**AIM OF THE EXERCISE**
Only reproduce the lines from the line containing "Serialize everything readable" onward, exactly, through the final line of the data below.

**Data records**
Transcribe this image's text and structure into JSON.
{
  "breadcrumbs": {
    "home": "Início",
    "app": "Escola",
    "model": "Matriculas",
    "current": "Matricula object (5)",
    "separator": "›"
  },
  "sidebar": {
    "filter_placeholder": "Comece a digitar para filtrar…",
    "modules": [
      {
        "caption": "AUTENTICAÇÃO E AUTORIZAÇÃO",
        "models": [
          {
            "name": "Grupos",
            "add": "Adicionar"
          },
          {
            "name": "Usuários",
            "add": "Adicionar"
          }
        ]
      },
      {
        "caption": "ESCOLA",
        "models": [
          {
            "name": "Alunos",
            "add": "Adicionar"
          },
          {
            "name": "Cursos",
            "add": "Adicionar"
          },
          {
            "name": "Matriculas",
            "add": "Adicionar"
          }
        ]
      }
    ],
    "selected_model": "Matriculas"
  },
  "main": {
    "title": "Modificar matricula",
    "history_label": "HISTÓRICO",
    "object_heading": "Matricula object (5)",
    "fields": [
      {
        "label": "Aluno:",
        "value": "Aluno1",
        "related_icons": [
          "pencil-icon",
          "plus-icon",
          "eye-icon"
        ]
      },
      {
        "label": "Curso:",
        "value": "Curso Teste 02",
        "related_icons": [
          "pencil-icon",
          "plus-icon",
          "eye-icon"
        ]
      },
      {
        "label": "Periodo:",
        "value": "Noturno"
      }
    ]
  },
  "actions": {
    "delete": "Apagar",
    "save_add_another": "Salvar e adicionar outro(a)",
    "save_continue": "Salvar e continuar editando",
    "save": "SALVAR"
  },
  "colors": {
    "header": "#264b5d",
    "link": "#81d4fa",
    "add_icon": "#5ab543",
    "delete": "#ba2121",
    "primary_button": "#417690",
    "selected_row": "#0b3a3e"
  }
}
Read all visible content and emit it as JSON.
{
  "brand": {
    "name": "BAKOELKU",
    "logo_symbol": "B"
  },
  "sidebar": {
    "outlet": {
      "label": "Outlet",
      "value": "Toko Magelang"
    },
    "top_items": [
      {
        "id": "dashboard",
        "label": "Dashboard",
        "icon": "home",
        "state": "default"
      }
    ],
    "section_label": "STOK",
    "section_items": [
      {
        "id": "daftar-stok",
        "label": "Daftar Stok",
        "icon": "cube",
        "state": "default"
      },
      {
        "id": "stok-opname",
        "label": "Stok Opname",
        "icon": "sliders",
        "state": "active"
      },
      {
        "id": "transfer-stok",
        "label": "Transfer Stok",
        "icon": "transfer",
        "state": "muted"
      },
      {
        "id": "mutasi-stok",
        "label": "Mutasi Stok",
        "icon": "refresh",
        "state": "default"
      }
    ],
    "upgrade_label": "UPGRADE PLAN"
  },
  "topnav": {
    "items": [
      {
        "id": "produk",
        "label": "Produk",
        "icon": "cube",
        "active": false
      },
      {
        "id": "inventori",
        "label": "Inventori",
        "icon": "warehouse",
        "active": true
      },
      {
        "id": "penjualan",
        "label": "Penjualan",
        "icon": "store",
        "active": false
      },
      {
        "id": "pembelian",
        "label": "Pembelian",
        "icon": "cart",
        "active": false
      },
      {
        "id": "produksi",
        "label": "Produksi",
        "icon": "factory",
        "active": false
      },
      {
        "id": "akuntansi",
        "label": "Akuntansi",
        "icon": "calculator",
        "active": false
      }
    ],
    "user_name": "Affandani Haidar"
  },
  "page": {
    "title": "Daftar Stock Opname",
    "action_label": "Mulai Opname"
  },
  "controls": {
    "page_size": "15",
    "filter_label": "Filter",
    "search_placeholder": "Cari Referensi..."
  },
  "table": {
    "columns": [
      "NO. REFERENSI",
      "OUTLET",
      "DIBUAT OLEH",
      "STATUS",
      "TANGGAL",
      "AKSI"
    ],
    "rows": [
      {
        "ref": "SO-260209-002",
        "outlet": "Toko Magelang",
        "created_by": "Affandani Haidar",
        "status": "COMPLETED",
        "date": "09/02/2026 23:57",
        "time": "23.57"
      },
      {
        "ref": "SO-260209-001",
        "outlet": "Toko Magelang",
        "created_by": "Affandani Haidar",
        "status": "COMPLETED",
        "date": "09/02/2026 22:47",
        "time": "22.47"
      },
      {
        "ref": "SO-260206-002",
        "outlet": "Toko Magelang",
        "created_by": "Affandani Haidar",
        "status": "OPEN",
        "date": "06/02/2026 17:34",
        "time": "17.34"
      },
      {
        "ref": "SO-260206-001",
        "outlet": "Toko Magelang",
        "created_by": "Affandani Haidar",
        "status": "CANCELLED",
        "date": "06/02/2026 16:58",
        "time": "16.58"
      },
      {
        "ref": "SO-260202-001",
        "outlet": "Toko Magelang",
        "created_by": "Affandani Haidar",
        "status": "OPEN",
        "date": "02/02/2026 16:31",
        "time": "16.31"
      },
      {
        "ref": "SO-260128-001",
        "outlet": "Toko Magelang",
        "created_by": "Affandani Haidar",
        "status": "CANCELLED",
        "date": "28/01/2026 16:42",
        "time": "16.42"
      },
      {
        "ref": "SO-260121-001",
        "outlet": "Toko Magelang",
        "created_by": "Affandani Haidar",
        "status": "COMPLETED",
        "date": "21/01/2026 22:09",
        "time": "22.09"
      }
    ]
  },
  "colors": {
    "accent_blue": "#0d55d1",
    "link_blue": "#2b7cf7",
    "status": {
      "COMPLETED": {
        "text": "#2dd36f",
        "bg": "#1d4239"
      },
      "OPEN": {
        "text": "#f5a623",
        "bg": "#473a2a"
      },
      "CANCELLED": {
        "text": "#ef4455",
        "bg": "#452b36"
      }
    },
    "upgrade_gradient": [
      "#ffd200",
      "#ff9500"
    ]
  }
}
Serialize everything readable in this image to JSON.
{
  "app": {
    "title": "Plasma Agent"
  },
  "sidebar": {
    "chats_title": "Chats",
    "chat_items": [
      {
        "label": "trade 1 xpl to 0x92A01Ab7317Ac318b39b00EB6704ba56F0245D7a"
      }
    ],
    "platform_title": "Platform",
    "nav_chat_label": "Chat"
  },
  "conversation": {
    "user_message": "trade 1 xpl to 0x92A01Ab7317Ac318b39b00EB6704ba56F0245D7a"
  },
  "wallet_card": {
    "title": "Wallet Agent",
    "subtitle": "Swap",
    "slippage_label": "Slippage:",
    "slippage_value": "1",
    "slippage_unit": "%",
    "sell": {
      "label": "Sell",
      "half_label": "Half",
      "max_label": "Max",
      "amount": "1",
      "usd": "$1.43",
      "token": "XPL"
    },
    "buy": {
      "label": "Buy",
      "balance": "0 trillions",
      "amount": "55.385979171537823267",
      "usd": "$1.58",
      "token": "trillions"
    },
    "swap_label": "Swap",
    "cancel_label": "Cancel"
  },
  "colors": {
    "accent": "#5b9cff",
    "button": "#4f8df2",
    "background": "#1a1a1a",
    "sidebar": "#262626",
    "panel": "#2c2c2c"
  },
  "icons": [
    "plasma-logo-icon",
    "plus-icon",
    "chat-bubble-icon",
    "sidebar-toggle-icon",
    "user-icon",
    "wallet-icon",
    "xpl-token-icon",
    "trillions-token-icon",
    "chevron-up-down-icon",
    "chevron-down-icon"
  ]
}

**ANSWER FOR THIS EXERCISE**
Serialize everything readable in this image to JSON.
{
  "app": {
    "title": "Plasma Agent"
  },
  "sidebar": {
    "chats_title": "Chats",
    "chat_items": [
      {
        "label": "trade 1 xpl to 0x92A01Ab7317Ac318b39b00EB6704ba56F0245D7a"
      }
    ],
    "platform_title": "Platform",
    "nav_chat_label": "Chat"
  },
  "conversation": {
    "user_message": "trade 1 xpl to 0x92A01Ab7317Ac318b39b00EB6704ba56F0245D7a"
  },
  "wallet_card": {
    "title": "Wallet Agent",
    "subtitle": "Swap",
    "slippage_label": "Slippage:",
    "slippage_value": "1",
    "slippage_unit": "%",
    "sell": {
      "label": "Sell",
      "half_label": "Half",
      "max_label": "Max",
      "amount": "1",
      "usd": "$1.43",
      "token": "XPL"
    },
    "buy": {
      "label": "Buy",
      "balance": "0 trillions",
      "amount": "55.385979171537823267",
      "usd": "$1.58",
      "token": "trillions"
    },
    "swap_label": "Swap",
    "cancel_label": "Cancel"
  },
  "colors": {
    "accent": "#5b9cff",
    "button": "#4f8df2",
    "background": "#1a1a1a",
    "sidebar": "#262626",
    "panel": "#2c2c2c"
  },
  "icons": [
    "plasma-logo-icon",
    "plus-icon",
    "chat-bubble-icon",
    "sidebar-toggle-icon",
    "user-icon",
    "wallet-icon",
    "xpl-token-icon",
    "trillions-token-icon",
    "chevron-up-down-icon",
    "chevron-down-icon"
  ]
}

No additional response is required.